From there students were given time to learn to use their robot. Provided by Trossen Robotics, the HR-0S1 humanoid is a teaching tool that allows students to see how servo motors work, and how the movements of those servos can be built and mapped using computer language (PuTTY). Once the students could make the robot perform basic functions (wave, nod the head, flex certain joints and even stand from a face down position) they were ready to begin working on their business concept. This is where the critical thinking skills became more important. 

Students were asked to create a hypothetical company that provided a benefit for humanity and served a societal need. The business had to incorporate the robot as a centerpiece for the mission, and the students were required to create a website, application, and video (commercial) that detailed what their company would achieve. After giving students the parameters of the project, the conference organizers took a very hands-off approach, allowing students the space to develop their ideas. This was a very important step for the students, because it required them to brainstorm an idea for their company, decide what roles each member would play, and find a solution to an issue that had a multitude of different answers. 

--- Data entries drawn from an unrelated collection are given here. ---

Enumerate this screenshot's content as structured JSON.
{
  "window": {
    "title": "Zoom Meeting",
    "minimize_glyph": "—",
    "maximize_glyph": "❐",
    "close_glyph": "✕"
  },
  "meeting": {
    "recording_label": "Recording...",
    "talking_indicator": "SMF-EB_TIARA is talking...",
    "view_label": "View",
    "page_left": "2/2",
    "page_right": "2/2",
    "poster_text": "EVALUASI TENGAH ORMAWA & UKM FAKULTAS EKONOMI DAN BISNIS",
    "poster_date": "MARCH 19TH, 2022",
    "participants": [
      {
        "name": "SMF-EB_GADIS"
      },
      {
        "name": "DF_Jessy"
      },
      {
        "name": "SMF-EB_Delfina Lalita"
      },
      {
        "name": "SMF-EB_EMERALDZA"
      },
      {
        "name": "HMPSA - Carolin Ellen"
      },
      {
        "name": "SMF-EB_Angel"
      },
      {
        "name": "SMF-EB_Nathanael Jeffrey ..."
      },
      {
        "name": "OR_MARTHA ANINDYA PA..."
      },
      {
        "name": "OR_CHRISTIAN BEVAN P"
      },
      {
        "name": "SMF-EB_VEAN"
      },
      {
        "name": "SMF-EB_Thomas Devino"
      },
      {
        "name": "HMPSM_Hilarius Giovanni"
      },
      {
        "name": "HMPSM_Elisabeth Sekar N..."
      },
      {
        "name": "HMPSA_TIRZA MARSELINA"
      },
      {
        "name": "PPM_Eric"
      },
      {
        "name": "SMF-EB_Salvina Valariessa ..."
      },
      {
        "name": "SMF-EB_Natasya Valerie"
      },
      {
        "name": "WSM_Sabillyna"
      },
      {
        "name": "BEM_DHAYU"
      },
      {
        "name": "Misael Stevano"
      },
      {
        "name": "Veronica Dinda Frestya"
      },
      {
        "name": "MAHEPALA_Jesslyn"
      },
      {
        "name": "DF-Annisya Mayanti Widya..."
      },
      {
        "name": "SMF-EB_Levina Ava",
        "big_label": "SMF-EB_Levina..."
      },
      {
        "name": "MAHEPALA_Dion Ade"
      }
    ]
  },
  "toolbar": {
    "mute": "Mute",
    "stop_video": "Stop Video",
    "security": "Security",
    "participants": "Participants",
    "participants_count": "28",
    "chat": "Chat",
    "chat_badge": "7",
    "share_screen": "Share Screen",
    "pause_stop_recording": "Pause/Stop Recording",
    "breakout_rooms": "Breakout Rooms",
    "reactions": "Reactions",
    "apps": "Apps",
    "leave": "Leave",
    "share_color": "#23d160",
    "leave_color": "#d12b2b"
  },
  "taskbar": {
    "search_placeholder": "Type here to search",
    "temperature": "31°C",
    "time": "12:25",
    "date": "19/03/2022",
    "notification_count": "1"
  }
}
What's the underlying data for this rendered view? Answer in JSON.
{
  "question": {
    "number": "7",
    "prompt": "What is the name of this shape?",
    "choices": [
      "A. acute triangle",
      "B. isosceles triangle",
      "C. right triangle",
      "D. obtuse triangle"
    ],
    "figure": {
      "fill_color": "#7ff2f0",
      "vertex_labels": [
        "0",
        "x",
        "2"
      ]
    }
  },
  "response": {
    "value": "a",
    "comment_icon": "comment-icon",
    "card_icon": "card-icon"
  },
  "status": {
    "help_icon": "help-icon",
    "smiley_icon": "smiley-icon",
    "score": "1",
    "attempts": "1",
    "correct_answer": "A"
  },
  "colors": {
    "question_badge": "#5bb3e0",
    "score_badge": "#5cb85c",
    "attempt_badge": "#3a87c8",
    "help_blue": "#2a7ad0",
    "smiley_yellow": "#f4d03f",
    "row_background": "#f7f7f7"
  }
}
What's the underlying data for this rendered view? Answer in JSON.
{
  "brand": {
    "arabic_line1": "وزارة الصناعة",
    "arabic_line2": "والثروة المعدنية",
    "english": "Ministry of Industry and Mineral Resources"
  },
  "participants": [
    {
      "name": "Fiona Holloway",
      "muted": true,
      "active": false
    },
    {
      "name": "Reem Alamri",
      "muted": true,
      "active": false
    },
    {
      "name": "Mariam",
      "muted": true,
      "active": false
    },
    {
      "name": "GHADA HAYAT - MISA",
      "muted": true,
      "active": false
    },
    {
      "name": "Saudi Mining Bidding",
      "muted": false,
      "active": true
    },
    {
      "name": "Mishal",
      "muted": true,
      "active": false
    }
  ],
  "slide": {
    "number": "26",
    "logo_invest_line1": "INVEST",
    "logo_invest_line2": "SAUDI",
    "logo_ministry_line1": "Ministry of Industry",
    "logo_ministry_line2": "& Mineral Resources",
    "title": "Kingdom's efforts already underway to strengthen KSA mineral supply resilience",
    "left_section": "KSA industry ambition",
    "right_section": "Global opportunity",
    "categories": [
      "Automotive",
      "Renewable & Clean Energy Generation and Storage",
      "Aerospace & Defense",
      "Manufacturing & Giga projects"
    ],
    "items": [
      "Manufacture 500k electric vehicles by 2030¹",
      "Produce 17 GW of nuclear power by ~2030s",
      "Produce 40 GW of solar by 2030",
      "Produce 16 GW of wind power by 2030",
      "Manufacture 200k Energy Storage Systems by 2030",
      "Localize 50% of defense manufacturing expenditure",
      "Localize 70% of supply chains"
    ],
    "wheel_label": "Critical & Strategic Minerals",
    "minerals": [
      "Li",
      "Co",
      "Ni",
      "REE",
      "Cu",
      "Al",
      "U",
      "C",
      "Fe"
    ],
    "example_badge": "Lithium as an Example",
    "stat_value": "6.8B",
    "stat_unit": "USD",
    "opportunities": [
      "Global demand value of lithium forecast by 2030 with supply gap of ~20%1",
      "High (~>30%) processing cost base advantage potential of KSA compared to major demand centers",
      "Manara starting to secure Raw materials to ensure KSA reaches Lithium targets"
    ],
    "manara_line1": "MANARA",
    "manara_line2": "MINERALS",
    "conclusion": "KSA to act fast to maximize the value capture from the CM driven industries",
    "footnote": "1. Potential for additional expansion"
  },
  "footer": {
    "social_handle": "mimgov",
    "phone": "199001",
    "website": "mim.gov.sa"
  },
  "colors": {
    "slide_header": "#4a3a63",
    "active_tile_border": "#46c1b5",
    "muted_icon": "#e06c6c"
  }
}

The design of the conference served a twofold purpose. 1) By introducing students to a wide variety of tools, industries and professionals, students would be exposed to something they were passionate about, thereby gaining a greater understanding of what kinds of careers would be available in the future, and what they might like to do for a living. 2) By leaving their projects open-ended, but giving them a clear goal to achieve, students could access and develop their critical thinking skills to solve a problem or provide a solution to a societal need. The approach seemed successful in both respects, in that students not only left with a greater understanding of what they might like to do in the future, but also created seven unique and worthy projects.

Student prizewinners posing for a group photo on the last day of the conference

Student prizewinners posing for a group photo on the last day of the conference

Students celebrated the project results with their family members during our final program conclusion, but the best part is that all WCTD programs never really end.  Our students stay connected in our student Yammer network where they can continue to learn and stay engaged with the student community, and where industry experts from our programs participate to help support their continued learning experience through questions and postings. This community is a growing and thriving collection of students and experts who have a common goal in mind: to provide a safe learning environment for students everywhere.  

You can be part of our organizations community where you can connect with our team and stay informed about our programs and volunteer opportunities. Just go to www.yammer.com/weconnectthedots and request an invitation. 

 

Posted
AuthorLaurie Carey
CategoriesSummer Programs